▸ ASSIGNED TASK:
Among the lines below, count those with "Anonymous". Give the total alone.
# # # # # # #
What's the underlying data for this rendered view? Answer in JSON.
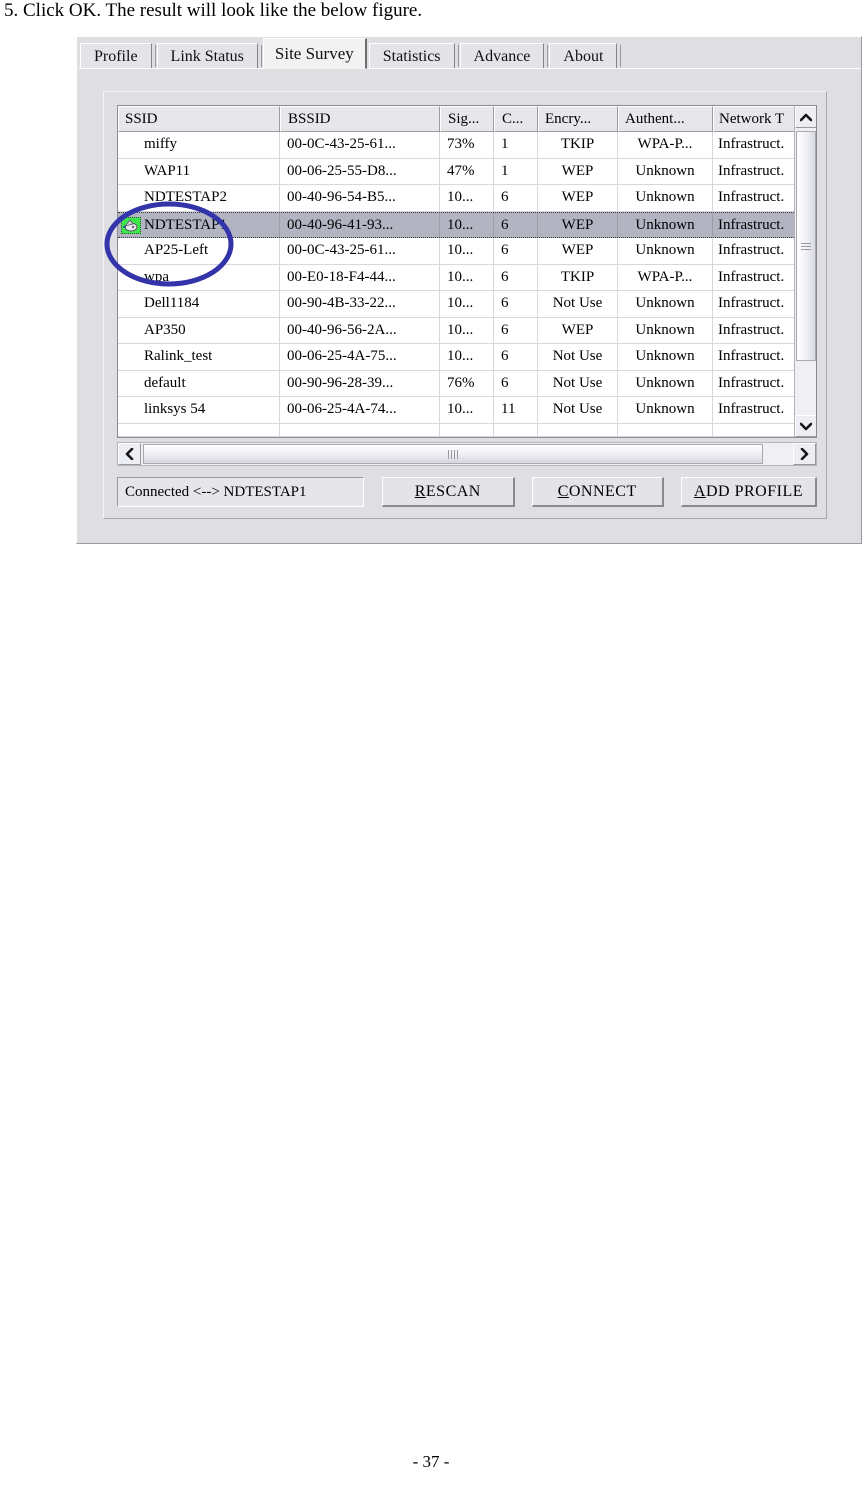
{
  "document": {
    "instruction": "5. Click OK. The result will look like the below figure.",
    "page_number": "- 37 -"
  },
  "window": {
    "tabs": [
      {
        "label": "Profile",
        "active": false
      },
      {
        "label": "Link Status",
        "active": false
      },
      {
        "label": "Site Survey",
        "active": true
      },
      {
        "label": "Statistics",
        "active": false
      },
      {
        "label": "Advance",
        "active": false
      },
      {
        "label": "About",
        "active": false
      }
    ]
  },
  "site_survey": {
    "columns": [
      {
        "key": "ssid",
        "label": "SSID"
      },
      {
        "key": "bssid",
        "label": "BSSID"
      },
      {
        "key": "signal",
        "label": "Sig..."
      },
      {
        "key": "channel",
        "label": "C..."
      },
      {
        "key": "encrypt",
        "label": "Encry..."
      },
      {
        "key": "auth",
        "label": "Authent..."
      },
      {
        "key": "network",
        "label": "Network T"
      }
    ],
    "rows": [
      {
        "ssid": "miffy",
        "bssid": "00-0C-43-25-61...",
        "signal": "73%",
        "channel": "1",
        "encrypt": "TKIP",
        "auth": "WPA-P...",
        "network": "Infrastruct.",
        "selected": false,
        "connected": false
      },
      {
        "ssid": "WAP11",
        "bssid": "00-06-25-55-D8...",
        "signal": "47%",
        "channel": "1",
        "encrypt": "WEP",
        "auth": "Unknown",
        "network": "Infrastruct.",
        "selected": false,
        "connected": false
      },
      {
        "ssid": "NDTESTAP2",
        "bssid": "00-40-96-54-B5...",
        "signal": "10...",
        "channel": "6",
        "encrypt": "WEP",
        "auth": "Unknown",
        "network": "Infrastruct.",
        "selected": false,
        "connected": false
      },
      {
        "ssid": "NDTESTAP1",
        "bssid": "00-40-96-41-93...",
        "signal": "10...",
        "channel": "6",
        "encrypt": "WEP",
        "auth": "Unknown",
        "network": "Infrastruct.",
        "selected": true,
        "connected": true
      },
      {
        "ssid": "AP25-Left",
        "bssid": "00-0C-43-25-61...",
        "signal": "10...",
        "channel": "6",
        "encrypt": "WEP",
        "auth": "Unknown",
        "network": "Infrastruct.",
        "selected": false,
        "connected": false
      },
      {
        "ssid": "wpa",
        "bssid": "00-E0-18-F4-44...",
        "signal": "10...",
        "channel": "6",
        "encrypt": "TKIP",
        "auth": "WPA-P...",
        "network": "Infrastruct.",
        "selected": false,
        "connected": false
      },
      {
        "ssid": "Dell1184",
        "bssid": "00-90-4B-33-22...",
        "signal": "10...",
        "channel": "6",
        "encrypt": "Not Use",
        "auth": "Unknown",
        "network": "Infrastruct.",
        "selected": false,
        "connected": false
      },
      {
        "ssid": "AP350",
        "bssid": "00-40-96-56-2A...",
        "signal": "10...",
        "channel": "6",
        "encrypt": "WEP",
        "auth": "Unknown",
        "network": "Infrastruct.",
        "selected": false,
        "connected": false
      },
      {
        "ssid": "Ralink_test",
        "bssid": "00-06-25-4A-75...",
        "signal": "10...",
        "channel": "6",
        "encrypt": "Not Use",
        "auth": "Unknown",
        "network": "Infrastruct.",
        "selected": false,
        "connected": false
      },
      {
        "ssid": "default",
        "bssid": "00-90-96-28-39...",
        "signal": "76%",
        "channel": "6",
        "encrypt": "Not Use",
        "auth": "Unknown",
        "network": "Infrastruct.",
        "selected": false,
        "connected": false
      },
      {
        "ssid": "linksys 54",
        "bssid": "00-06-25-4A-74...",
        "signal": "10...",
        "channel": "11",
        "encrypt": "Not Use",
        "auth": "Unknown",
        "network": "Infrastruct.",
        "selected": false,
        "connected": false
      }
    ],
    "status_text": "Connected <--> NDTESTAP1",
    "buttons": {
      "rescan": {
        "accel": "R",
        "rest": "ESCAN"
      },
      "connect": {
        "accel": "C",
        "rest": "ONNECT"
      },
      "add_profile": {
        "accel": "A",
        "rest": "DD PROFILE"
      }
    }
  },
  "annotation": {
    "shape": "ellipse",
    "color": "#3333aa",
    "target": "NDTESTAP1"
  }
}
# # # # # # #
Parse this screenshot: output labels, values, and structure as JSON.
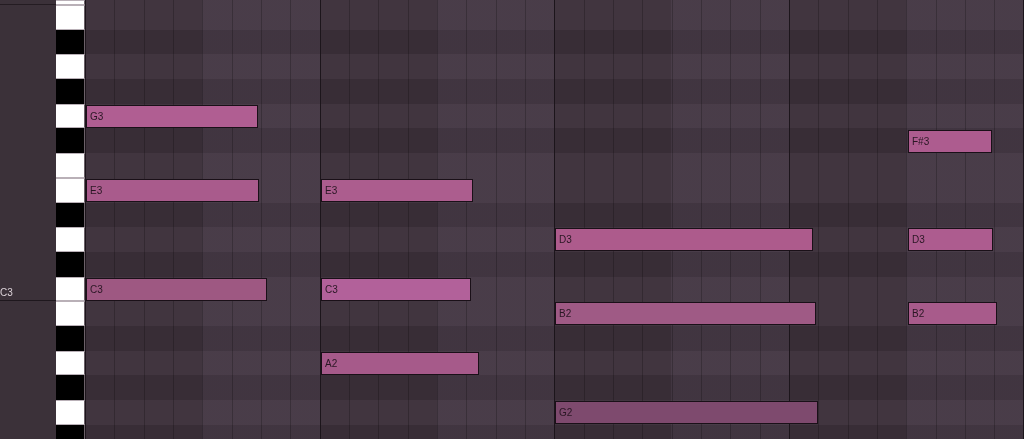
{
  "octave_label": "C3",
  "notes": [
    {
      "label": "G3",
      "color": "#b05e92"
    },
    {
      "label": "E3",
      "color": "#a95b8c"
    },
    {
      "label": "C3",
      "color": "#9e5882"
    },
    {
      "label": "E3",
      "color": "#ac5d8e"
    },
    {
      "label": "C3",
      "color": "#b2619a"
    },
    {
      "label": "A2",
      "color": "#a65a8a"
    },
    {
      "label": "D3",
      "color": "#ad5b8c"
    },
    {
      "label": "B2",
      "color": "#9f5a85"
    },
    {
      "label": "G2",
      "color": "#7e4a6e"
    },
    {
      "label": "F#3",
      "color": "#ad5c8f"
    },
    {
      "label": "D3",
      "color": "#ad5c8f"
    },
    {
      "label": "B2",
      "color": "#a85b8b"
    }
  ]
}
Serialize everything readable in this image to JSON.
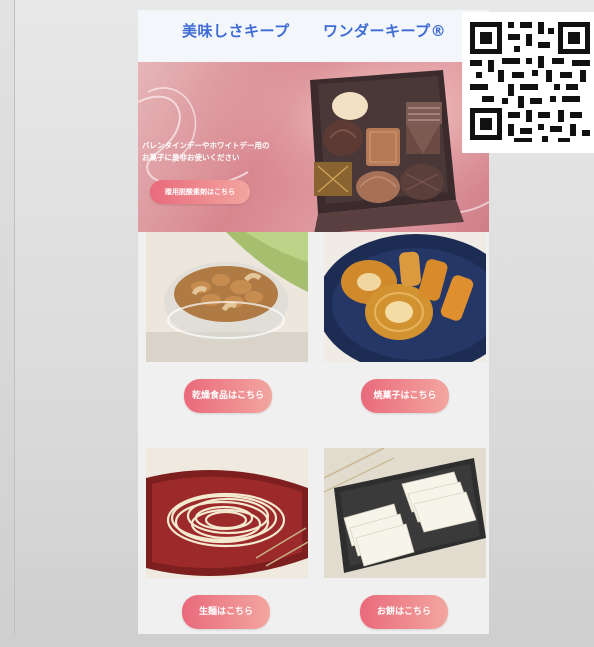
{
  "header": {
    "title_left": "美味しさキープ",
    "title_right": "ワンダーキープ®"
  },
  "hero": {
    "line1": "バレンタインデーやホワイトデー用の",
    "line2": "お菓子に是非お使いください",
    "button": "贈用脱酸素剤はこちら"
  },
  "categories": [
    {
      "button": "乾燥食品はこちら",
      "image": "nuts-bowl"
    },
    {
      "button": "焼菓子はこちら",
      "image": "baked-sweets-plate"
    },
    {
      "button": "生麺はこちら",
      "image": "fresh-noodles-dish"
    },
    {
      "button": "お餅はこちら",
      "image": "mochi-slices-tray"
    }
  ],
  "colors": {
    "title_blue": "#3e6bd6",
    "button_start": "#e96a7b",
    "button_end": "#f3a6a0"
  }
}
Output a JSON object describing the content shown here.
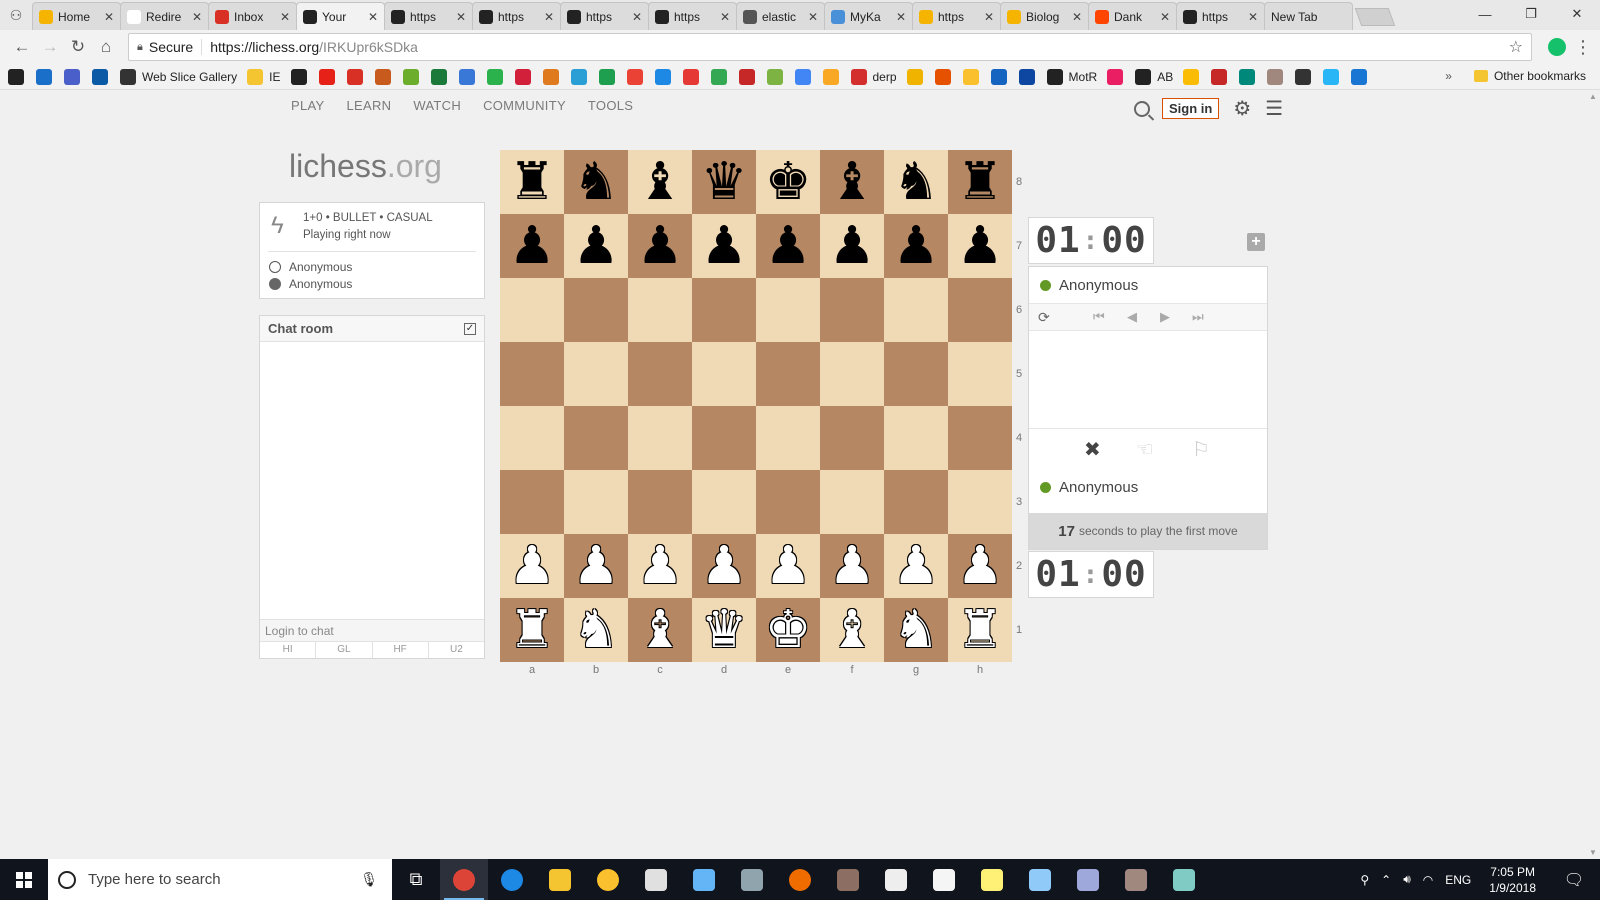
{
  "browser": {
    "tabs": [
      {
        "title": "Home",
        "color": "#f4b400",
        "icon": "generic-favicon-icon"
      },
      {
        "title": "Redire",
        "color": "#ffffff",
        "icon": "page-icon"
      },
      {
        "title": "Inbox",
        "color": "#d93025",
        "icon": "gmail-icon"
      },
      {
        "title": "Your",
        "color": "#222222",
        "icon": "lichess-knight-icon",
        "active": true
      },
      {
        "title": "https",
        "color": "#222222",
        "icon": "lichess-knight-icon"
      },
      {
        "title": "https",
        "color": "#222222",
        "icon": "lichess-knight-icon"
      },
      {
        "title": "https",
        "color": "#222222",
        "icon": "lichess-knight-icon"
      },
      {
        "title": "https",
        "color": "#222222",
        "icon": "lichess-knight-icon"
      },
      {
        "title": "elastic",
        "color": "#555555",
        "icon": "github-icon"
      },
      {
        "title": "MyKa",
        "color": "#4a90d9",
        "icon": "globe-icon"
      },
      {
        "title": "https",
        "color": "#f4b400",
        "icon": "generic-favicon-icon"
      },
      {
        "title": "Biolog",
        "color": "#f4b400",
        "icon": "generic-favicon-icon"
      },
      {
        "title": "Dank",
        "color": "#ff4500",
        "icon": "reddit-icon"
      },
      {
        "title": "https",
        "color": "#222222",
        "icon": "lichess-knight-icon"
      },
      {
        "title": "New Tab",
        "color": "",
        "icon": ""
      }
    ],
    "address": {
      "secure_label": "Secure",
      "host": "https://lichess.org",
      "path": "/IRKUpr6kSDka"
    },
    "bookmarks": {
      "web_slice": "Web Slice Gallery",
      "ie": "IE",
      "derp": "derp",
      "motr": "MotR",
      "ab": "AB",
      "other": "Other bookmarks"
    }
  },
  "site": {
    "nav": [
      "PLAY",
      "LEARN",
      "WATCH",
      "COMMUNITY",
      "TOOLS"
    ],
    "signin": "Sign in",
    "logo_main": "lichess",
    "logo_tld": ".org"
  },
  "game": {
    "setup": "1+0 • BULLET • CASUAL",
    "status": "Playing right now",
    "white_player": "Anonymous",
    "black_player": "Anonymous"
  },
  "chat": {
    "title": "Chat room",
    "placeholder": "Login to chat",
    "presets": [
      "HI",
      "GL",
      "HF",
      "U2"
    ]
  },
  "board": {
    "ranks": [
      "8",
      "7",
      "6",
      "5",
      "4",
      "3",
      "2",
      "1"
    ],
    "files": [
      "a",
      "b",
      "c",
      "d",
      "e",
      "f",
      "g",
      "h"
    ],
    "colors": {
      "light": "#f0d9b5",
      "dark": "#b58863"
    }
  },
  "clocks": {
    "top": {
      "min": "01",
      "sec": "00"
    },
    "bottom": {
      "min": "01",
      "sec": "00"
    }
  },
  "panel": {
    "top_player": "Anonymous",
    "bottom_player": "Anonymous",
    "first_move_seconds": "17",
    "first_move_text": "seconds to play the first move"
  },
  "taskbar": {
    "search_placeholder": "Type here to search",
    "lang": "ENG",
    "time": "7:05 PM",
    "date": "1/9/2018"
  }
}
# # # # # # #
▸ SOLUTION FOR THIS PROBLEM:
4